### PROBLEM STATEMENT
All records that follow are to be output exactly.

☆ ☆ ☆ ☆ ☆ ☆ ☆

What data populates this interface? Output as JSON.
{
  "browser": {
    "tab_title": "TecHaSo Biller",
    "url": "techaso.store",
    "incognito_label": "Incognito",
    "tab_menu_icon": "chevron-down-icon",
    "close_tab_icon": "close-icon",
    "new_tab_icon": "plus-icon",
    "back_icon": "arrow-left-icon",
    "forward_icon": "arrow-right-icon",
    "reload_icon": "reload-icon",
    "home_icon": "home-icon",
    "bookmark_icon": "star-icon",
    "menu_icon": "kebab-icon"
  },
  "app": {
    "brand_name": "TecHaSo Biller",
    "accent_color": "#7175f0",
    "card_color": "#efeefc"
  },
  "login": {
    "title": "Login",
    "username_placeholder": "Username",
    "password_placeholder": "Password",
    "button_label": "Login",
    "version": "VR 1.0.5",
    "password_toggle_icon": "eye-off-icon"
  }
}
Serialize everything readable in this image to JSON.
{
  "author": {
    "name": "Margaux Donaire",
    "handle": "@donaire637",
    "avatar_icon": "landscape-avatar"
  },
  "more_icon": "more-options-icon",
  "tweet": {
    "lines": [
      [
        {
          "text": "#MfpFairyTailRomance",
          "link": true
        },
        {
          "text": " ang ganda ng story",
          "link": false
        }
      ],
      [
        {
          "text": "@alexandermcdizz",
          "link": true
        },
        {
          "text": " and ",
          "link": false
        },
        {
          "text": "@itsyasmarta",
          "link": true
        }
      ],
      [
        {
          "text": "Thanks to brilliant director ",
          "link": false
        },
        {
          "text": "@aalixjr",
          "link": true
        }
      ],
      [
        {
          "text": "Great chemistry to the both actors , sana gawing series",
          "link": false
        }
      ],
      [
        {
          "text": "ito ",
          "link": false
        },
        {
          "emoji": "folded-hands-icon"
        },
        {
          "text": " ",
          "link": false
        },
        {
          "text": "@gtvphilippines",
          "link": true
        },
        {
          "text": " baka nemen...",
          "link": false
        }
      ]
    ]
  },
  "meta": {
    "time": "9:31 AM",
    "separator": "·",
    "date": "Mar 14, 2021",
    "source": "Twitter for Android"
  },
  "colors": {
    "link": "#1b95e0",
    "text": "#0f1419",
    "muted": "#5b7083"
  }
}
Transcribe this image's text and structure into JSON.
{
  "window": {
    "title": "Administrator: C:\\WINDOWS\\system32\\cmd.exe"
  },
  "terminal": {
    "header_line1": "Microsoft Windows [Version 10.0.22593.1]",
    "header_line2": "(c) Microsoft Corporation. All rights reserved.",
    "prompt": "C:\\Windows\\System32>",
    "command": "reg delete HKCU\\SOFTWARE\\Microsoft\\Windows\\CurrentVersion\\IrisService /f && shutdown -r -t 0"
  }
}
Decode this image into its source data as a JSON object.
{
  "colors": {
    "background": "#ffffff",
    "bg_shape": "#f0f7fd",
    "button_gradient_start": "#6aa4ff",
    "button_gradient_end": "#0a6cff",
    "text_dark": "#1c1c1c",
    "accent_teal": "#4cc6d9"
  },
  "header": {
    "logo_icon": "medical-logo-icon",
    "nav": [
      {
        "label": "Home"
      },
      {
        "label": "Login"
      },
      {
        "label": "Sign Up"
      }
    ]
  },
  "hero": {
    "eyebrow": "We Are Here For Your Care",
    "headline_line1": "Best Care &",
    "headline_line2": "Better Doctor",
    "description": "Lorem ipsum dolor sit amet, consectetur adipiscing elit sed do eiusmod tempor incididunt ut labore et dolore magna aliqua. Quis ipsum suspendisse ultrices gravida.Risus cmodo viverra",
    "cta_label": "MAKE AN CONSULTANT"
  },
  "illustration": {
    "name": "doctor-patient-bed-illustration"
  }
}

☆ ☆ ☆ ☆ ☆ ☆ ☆

### RESPONSE BOX
What data populates this interface? Output as JSON.
{
  "browser": {
    "tab_title": "TecHaSo Biller",
    "url": "techaso.store",
    "incognito_label": "Incognito",
    "tab_menu_icon": "chevron-down-icon",
    "close_tab_icon": "close-icon",
    "new_tab_icon": "plus-icon",
    "back_icon": "arrow-left-icon",
    "forward_icon": "arrow-right-icon",
    "reload_icon": "reload-icon",
    "home_icon": "home-icon",
    "bookmark_icon": "star-icon",
    "menu_icon": "kebab-icon"
  },
  "app": {
    "brand_name": "TecHaSo Biller",
    "accent_color": "#7175f0",
    "card_color": "#efeefc"
  },
  "login": {
    "title": "Login",
    "username_placeholder": "Username",
    "password_placeholder": "Password",
    "button_label": "Login",
    "version": "VR 1.0.5",
    "password_toggle_icon": "eye-off-icon"
  }
}
Serialize everything readable in this image to JSON.
{
  "author": {
    "name": "Margaux Donaire",
    "handle": "@donaire637",
    "avatar_icon": "landscape-avatar"
  },
  "more_icon": "more-options-icon",
  "tweet": {
    "lines": [
      [
        {
          "text": "#MfpFairyTailRomance",
          "link": true
        },
        {
          "text": " ang ganda ng story",
          "link": false
        }
      ],
      [
        {
          "text": "@alexandermcdizz",
          "link": true
        },
        {
          "text": " and ",
          "link": false
        },
        {
          "text": "@itsyasmarta",
          "link": true
        }
      ],
      [
        {
          "text": "Thanks to brilliant director ",
          "link": false
        },
        {
          "text": "@aalixjr",
          "link": true
        }
      ],
      [
        {
          "text": "Great chemistry to the both actors , sana gawing series",
          "link": false
        }
      ],
      [
        {
          "text": "ito ",
          "link": false
        },
        {
          "emoji": "folded-hands-icon"
        },
        {
          "text": " ",
          "link": false
        },
        {
          "text": "@gtvphilippines",
          "link": true
        },
        {
          "text": " baka nemen...",
          "link": false
        }
      ]
    ]
  },
  "meta": {
    "time": "9:31 AM",
    "separator": "·",
    "date": "Mar 14, 2021",
    "source": "Twitter for Android"
  },
  "colors": {
    "link": "#1b95e0",
    "text": "#0f1419",
    "muted": "#5b7083"
  }
}
Transcribe this image's text and structure into JSON.
{
  "window": {
    "title": "Administrator: C:\\WINDOWS\\system32\\cmd.exe"
  },
  "terminal": {
    "header_line1": "Microsoft Windows [Version 10.0.22593.1]",
    "header_line2": "(c) Microsoft Corporation. All rights reserved.",
    "prompt": "C:\\Windows\\System32>",
    "command": "reg delete HKCU\\SOFTWARE\\Microsoft\\Windows\\CurrentVersion\\IrisService /f && shutdown -r -t 0"
  }
}
Decode this image into its source data as a JSON object.
{
  "colors": {
    "background": "#ffffff",
    "bg_shape": "#f0f7fd",
    "button_gradient_start": "#6aa4ff",
    "button_gradient_end": "#0a6cff",
    "text_dark": "#1c1c1c",
    "accent_teal": "#4cc6d9"
  },
  "header": {
    "logo_icon": "medical-logo-icon",
    "nav": [
      {
        "label": "Home"
      },
      {
        "label": "Login"
      },
      {
        "label": "Sign Up"
      }
    ]
  },
  "hero": {
    "eyebrow": "We Are Here For Your Care",
    "headline_line1": "Best Care &",
    "headline_line2": "Better Doctor",
    "description": "Lorem ipsum dolor sit amet, consectetur adipiscing elit sed do eiusmod tempor incididunt ut labore et dolore magna aliqua. Quis ipsum suspendisse ultrices gravida.Risus cmodo viverra",
    "cta_label": "MAKE AN CONSULTANT"
  },
  "illustration": {
    "name": "doctor-patient-bed-illustration"
  }
}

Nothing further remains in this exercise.